___ Source records ___

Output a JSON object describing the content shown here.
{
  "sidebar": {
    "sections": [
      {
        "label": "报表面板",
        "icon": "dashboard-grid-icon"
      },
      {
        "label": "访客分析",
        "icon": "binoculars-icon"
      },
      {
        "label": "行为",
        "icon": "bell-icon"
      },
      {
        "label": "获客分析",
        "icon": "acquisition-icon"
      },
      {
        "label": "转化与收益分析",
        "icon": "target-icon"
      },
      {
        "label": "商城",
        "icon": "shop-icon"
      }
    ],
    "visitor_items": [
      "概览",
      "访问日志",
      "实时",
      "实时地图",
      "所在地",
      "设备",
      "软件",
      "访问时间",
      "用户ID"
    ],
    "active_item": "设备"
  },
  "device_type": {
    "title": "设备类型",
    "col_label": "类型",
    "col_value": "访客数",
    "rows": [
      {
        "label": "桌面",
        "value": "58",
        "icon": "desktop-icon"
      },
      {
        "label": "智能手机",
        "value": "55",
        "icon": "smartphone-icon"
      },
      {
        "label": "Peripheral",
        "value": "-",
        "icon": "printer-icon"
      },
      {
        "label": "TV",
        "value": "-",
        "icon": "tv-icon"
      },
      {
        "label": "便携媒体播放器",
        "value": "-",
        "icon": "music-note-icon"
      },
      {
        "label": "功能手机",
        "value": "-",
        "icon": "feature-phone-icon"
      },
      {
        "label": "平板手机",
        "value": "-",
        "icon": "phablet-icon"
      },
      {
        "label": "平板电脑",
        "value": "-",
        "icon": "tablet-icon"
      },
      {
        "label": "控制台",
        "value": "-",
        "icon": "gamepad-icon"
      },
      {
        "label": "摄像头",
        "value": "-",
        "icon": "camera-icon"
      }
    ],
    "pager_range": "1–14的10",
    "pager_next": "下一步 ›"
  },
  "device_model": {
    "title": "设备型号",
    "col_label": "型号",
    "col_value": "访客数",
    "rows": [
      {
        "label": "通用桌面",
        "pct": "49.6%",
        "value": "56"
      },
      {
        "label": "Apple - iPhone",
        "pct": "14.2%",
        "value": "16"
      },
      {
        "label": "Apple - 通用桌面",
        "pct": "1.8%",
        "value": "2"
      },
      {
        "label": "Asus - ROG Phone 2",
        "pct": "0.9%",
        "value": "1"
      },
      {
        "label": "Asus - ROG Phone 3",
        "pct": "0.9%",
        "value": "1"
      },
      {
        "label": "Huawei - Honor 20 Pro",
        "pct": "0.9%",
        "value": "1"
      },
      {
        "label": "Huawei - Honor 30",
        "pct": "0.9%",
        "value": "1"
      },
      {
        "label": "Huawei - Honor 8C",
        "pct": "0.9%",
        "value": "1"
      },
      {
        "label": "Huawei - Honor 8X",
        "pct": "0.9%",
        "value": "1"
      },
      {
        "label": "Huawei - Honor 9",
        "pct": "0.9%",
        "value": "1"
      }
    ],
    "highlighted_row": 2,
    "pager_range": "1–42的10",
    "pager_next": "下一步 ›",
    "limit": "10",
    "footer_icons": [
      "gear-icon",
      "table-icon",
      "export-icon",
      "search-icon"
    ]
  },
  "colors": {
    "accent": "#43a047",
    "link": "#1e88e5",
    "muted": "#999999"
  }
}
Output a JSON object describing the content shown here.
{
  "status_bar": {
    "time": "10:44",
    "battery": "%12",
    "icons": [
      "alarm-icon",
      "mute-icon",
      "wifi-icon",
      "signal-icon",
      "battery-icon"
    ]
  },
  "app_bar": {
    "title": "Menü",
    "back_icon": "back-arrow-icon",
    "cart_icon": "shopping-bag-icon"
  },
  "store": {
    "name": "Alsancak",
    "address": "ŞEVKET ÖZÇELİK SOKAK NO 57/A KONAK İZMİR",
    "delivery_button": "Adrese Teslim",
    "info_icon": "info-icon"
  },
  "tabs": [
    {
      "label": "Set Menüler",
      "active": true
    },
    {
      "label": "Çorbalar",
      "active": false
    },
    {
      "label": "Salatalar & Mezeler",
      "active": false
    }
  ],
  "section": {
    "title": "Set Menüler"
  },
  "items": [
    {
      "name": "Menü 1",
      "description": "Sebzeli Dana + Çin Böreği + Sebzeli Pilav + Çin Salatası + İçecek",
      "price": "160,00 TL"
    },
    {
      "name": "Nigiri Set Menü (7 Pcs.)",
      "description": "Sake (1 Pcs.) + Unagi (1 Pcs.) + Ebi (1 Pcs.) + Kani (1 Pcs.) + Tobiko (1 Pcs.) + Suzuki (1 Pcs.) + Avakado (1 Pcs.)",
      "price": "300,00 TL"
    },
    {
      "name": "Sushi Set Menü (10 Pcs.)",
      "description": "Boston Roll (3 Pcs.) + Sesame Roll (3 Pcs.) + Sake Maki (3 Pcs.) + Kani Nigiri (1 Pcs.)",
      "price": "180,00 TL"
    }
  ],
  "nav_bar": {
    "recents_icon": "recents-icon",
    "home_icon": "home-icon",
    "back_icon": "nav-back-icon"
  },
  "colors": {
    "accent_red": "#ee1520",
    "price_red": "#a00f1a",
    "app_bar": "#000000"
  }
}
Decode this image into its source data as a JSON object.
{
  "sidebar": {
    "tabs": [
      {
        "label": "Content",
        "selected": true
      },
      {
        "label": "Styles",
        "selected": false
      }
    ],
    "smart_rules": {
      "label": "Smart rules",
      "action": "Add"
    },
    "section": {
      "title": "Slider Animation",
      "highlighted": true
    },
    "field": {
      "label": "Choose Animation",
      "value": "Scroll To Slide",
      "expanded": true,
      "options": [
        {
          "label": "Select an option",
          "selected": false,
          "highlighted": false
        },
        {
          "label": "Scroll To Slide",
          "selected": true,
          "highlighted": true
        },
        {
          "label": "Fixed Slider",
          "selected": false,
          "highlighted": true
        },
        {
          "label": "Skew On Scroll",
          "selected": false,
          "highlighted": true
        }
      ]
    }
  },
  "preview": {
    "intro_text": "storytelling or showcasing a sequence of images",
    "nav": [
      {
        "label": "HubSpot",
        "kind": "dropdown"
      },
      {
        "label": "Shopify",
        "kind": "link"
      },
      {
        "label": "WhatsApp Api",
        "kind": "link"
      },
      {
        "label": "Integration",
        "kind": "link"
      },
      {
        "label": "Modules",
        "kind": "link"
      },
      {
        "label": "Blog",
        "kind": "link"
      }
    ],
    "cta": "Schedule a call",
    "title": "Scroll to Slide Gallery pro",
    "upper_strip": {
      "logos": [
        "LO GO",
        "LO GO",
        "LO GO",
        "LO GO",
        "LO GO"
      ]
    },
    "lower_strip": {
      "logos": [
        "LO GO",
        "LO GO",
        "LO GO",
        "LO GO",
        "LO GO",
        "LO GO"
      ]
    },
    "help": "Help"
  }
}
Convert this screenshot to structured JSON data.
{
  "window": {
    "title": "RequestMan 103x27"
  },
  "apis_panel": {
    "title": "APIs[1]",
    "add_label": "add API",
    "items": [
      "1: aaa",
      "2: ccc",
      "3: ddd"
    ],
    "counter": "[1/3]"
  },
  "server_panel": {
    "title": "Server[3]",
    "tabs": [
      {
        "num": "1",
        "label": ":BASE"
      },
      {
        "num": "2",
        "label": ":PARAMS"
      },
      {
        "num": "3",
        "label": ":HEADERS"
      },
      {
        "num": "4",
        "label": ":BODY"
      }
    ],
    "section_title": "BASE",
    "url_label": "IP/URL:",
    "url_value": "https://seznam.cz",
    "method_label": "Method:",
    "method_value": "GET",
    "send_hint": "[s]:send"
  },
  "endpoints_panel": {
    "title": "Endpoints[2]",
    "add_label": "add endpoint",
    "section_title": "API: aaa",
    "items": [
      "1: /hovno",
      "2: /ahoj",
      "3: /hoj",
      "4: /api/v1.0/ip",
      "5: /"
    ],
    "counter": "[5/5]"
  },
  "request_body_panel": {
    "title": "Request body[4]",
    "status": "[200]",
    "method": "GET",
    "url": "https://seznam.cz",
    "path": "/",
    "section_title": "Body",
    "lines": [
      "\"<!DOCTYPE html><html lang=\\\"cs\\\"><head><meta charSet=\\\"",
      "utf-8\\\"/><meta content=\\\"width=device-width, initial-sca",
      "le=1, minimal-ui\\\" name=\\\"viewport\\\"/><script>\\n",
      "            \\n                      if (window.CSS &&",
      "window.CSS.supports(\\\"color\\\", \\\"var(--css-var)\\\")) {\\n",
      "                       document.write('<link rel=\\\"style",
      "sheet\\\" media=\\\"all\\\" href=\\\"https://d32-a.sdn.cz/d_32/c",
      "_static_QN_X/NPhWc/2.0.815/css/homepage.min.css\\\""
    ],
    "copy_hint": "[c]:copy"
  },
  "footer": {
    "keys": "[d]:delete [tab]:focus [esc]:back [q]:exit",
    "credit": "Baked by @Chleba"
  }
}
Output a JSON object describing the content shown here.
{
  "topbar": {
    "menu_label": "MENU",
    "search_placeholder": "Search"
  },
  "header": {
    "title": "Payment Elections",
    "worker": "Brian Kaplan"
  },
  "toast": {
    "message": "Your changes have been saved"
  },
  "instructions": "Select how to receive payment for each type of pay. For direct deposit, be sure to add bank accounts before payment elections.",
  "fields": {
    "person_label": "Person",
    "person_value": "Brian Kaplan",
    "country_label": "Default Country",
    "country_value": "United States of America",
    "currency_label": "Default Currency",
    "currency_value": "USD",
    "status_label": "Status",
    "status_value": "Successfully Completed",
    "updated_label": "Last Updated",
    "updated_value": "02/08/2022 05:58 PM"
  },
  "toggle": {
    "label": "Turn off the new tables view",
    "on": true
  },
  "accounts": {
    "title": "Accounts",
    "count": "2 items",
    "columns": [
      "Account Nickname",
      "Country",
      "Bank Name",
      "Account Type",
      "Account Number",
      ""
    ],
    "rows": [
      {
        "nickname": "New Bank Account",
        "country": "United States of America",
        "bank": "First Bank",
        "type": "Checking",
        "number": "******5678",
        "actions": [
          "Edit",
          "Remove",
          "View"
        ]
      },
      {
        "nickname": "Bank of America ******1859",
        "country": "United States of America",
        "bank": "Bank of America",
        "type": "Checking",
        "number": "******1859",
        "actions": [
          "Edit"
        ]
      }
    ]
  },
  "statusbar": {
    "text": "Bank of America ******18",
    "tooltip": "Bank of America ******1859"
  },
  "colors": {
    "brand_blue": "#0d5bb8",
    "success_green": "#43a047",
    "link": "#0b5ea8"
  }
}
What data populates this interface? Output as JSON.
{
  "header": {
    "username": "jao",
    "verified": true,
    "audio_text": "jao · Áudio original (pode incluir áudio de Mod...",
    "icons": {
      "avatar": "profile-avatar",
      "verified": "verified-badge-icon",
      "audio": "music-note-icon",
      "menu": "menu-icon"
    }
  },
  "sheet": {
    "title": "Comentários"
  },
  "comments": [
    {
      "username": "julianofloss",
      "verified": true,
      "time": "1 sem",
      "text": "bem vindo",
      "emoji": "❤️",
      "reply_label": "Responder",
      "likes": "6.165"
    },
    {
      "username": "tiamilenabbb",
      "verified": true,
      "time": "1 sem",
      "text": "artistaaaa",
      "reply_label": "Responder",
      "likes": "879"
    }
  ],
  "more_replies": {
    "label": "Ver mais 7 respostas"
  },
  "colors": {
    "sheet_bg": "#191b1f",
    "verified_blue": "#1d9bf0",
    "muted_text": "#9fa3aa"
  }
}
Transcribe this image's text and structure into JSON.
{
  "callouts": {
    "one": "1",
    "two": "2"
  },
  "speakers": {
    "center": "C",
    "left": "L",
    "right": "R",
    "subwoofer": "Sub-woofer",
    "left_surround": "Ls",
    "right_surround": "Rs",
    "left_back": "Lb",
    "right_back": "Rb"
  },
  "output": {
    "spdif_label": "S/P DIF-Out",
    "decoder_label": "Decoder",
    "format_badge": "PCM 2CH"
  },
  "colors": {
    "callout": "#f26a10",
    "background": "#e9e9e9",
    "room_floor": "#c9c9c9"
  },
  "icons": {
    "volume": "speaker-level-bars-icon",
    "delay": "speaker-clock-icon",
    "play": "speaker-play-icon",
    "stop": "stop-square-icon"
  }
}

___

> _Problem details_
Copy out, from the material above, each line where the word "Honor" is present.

> _Solution for this exercise_
        "label": "Huawei - Honor 20 Pro",
        "label": "Huawei - Honor 30",
        "label": "Huawei - Honor 8C",
        "label": "Huawei - Honor 8X",
        "label": "Huawei - Honor 9",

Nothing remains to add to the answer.